• What this task involves
Across the following data, state how many lines include the word "highlighted". Provide the number alone.

• Exercise inputs
__________

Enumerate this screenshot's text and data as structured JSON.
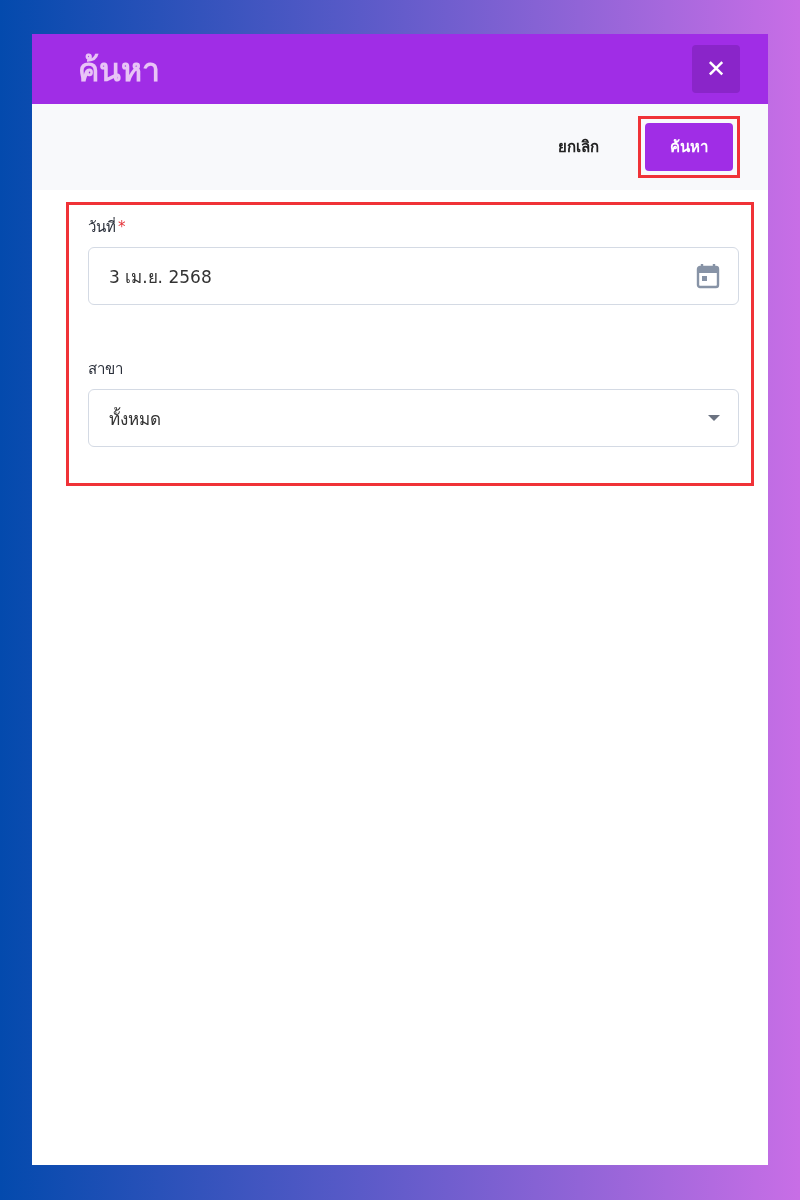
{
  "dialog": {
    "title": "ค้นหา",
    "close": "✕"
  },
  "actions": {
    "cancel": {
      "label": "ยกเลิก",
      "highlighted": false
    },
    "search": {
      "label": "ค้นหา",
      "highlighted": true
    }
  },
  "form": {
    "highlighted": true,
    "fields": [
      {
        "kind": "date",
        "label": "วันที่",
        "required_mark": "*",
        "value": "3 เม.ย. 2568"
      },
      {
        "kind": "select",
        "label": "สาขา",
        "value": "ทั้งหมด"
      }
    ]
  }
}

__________

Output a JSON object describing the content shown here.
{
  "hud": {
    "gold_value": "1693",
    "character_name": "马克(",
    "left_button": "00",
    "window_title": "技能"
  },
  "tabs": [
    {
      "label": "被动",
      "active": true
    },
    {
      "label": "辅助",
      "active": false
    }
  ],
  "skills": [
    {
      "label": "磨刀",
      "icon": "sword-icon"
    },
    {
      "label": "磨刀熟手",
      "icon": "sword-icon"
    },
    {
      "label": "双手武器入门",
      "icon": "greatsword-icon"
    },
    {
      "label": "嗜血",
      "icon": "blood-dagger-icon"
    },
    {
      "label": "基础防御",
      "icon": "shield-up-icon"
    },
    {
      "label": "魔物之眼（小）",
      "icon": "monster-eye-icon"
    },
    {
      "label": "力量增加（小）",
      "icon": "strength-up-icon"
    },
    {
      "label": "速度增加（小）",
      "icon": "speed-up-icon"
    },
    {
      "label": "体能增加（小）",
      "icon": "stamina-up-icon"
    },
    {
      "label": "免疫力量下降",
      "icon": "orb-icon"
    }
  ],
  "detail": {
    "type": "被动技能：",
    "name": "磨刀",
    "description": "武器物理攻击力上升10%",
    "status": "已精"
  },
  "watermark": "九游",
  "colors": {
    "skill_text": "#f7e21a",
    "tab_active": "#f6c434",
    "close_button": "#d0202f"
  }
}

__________

• Solution for this problem
3